Time: 10:00-12:00, 14:00-16:00, 14 Dec 2016
Venue: University of Nottingham Ningbo China
Topic: Translating Chinese Literature: Capturing One Side of the Statue
The workshop will consist of two parts. First, William Spence will talk about some translation theory with some
practical questions. Second, he will talk about his own experience of translating Talking Love by Xinran, relating
the discussions back to the theory discussed in the morning. He will make the discussion as interactive as possible.
Session 1: Talking Translation
1. Short self-introduction and overview of Chinese translation into English. Why is so little Chinese work
translated into English? If you don’t care about China, will you care about Chinese literature? What are
our motivations for reading anything?
2. The question as old as translation itself – feeling or meaning?
3. Is anything untranslatable?
4. Translating poetry – ‘One side of the statue…’ / Is it a burden to know the language too well?
5. Finding the right voice – can Wang Shuo’s characters be rendered as cockneys?
6. Translations change while texts don’t – why?
7. The present and future of Chinese-English translation.
Session 2: Talking Love
1. Short overview of William Spence’s experience of translating Talking Love.
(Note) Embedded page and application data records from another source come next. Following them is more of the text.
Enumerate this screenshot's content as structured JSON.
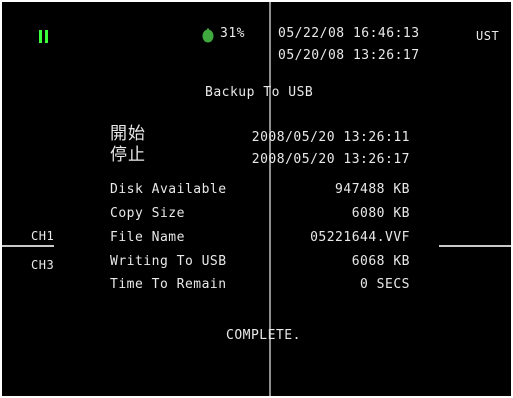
{
  "status": {
    "battery_pct": "31%",
    "time_top": "05/22/08 16:46:13",
    "time_bottom": "05/20/08 13:26:17",
    "tz": "UST",
    "pause_color": "#3cff3c",
    "icon_color": "#3fa83f"
  },
  "dialog": {
    "title": "Backup To USB",
    "start_label": "開始",
    "start_value": "2008/05/20 13:26:11",
    "stop_label": "停止",
    "stop_value": "2008/05/20 13:26:17",
    "disk_label": "Disk Available",
    "disk_value": "947488 KB",
    "copy_label": "Copy Size",
    "copy_value": "6080 KB",
    "file_label": "File Name",
    "file_value": "05221644.VVF",
    "writing_label": "Writing To USB",
    "writing_value": "6068 KB",
    "remain_label": "Time To Remain",
    "remain_value": "0 SECS",
    "status_text": "COMPLETE."
  },
  "channels": {
    "ch_top": "CH1",
    "ch_bottom": "CH3"
  }
}
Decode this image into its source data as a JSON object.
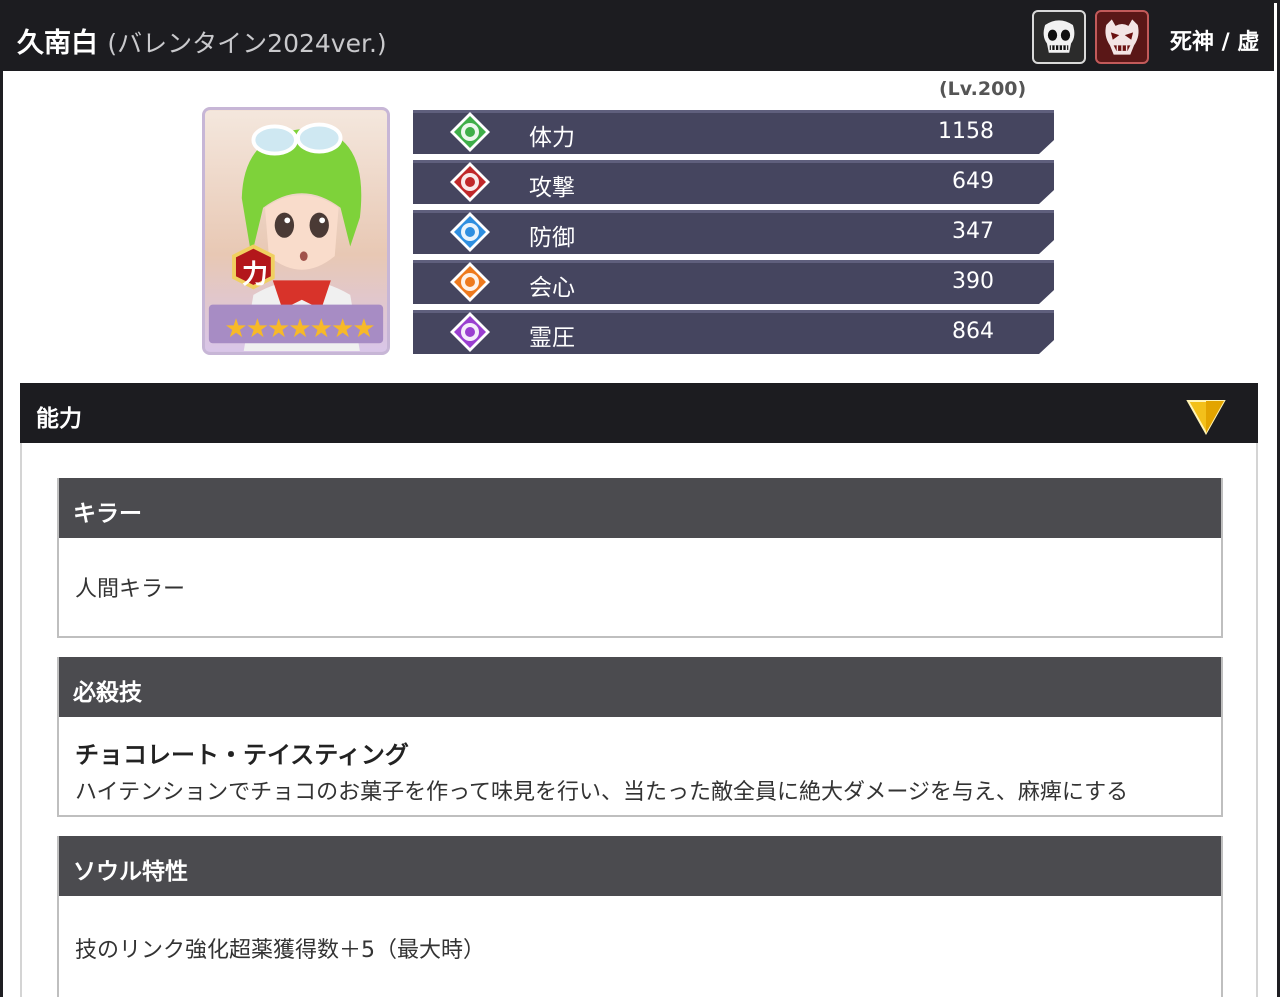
{
  "header": {
    "name": "久南白",
    "variant": "(バレンタイン2024ver.)",
    "affiliation": "死神 / 虚",
    "badge_icons": [
      "skull-mask-icon",
      "hollow-mask-icon"
    ]
  },
  "character": {
    "level": "(Lv.200)",
    "attribute_glyph": "力",
    "stars": "★★★★★★★",
    "stats": [
      {
        "label": "体力",
        "value": "1158",
        "icon": "hp-icon",
        "color": "#3fae49"
      },
      {
        "label": "攻撃",
        "value": "649",
        "icon": "attack-icon",
        "color": "#c0282a"
      },
      {
        "label": "防御",
        "value": "347",
        "icon": "defense-icon",
        "color": "#2f8fe0"
      },
      {
        "label": "会心",
        "value": "390",
        "icon": "critical-icon",
        "color": "#ee7a1e"
      },
      {
        "label": "霊圧",
        "value": "864",
        "icon": "spirit-icon",
        "color": "#9a3fd0"
      }
    ]
  },
  "abilities": {
    "title": "能力",
    "sections": [
      {
        "heading": "キラー",
        "body": "人間キラー"
      },
      {
        "heading": "必殺技",
        "skill_name": "チョコレート・テイスティング",
        "body": "ハイテンションでチョコのお菓子を作って味見を行い、当たった敵全員に絶大ダメージを与え、麻痺にする"
      },
      {
        "heading": "ソウル特性",
        "body": "技のリンク強化超薬獲得数＋5（最大時）"
      }
    ]
  }
}
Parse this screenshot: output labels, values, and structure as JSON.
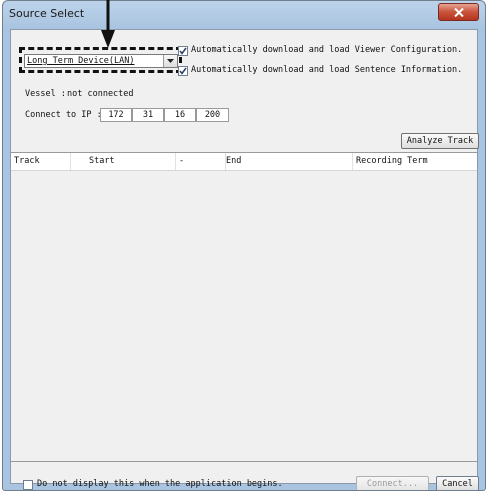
{
  "window": {
    "title": "Source Select"
  },
  "source": {
    "selected": "Long Term Device(LAN)"
  },
  "options": [
    {
      "label": "Automatically download and load Viewer Configuration.",
      "checked": true
    },
    {
      "label": "Automatically download and load Sentence Information.",
      "checked": true
    }
  ],
  "vessel": {
    "label": "Vessel :",
    "status": "not connected"
  },
  "connect_ip": {
    "label": "Connect to IP :",
    "octets": [
      "172",
      "31",
      "16",
      "200"
    ]
  },
  "analyze_button": "Analyze Track",
  "table": {
    "columns": [
      "Track",
      "Start",
      "-",
      "End",
      "Recording Term"
    ],
    "rows": []
  },
  "footer": {
    "dont_show_label": "Do not display this when the application begins.",
    "dont_show_checked": false,
    "connect_button": "Connect...",
    "cancel_button": "Cancel"
  },
  "colors": {
    "titlebar": "#a9c4e0",
    "close_button": "#c9533b",
    "client_bg": "#f0f0f0"
  },
  "icons": {
    "close": "close-x-icon",
    "dropdown": "chevron-down-icon",
    "check": "checkmark-icon",
    "pointer": "down-arrow-icon"
  }
}
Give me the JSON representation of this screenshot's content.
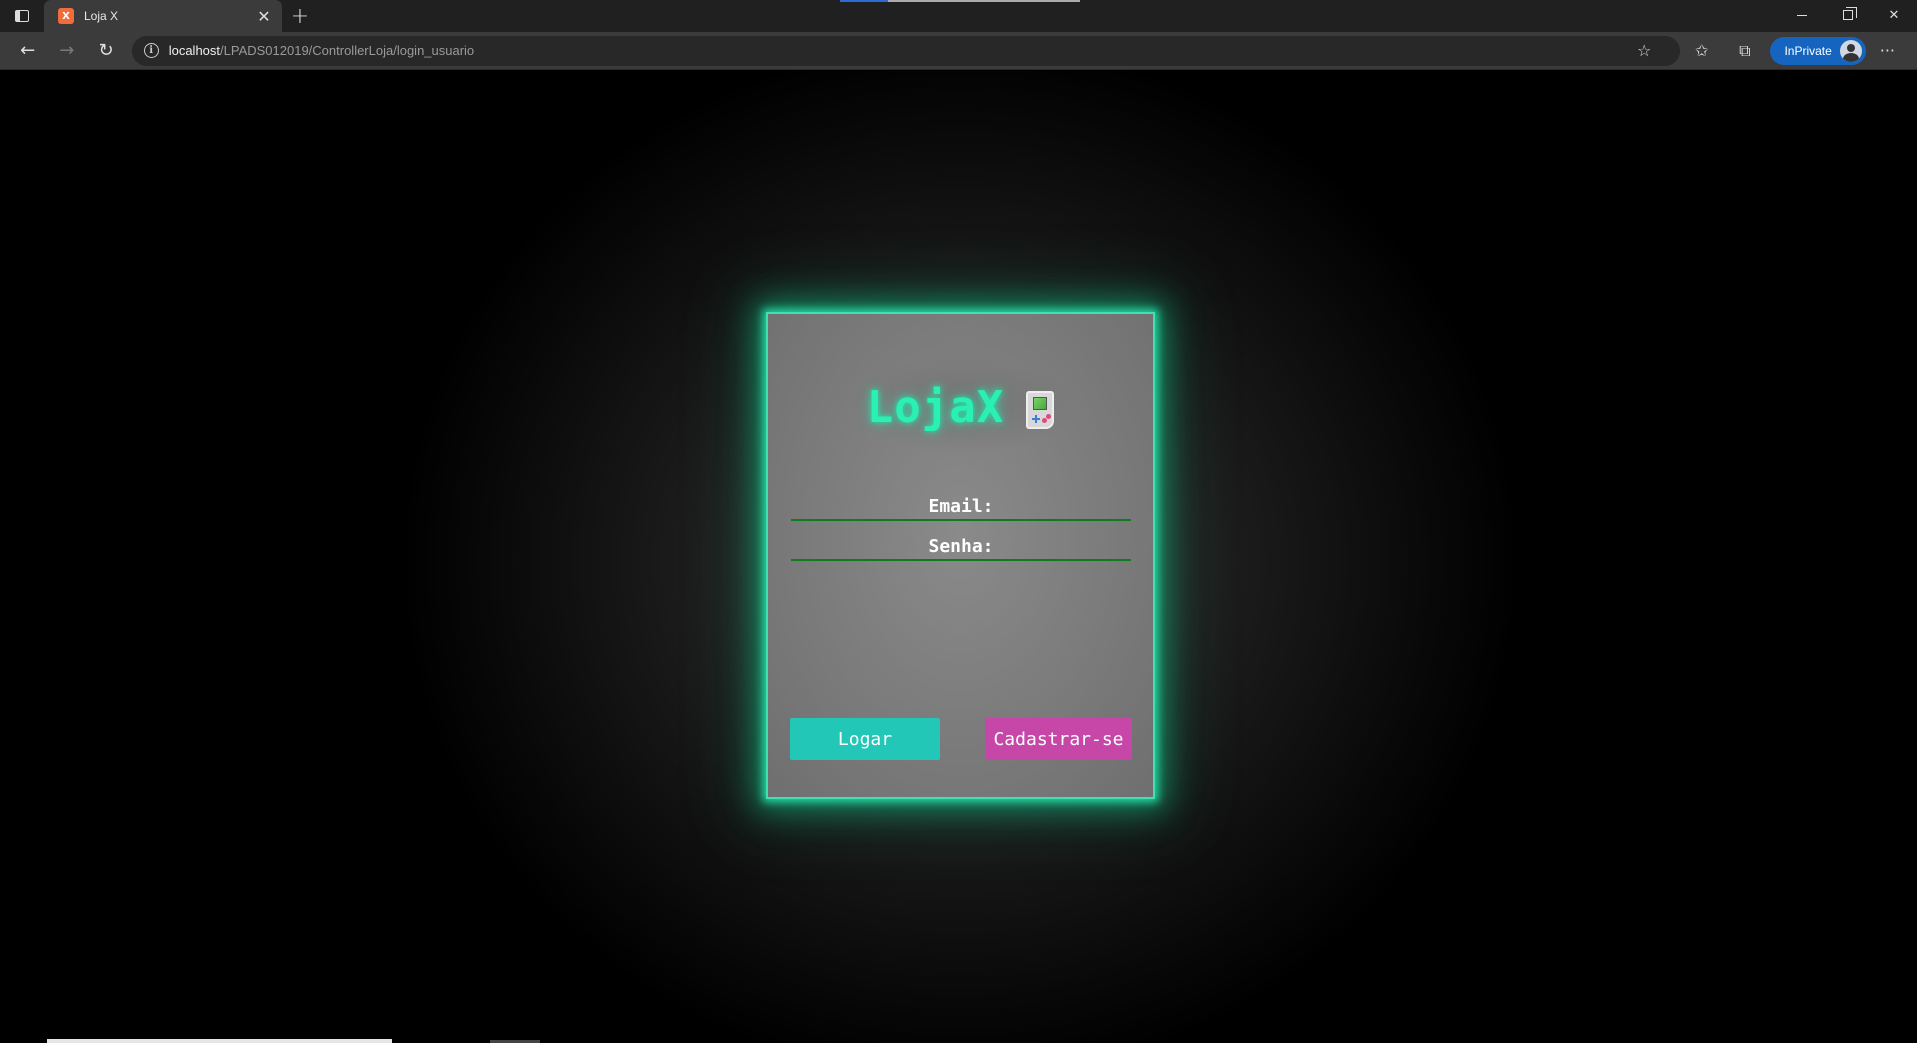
{
  "browser": {
    "tab": {
      "title": "Loja X",
      "favicon": "X"
    },
    "address": {
      "host": "localhost",
      "path": "/LPADS012019/ControllerLoja/login_usuario"
    },
    "inprivate_label": "InPrivate",
    "accent": "#1565c0"
  },
  "page": {
    "logo_text": "LojaX",
    "logo_icon": "gameboy-icon",
    "fields": {
      "email_label": "Email:",
      "password_label": "Senha:"
    },
    "buttons": {
      "login": "Logar",
      "signup": "Cadastrar-se"
    },
    "colors": {
      "glow": "#25d6a0",
      "logo": "#2af0b4",
      "login_button": "#22c7b7",
      "signup_button": "#c747a9",
      "field_underline": "#0f7a1e"
    }
  }
}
2. Go through some passages to discuss feeling/meaning translations.
3. The problems William Spence had with footnotes, and breaking the ‘Fourth Wall of translation’.
4. Go through some of the poems in Talking Love.
5. The many voices of Talking Love.
6. How much Chinese should we NOT translate? E.g. Ying and Yang; gaokao; hukou etc. How has this
changed over the past 20/30/40 years?
7. How does William Spence reflect on his own translation?
Speaker：William Spence has a BA in English Literature from Leeds University in the UK. He has recently finished translating Talking Love, the eighth book written by bestselling Chinese-British author Xinran (at present honorary professor of the Faculty of Humanities and Social Sciences at the University of Nottingham Ningbo China). It is his first
published translation. William also works for strategic consultancy NICG in London and Beijing, advising UK
companies on their China operations. He previously lived in Beijing for 3 years, working as a journalist, editor and
translator on the international desk of Caixin Media, where he still contributes as a guest writer.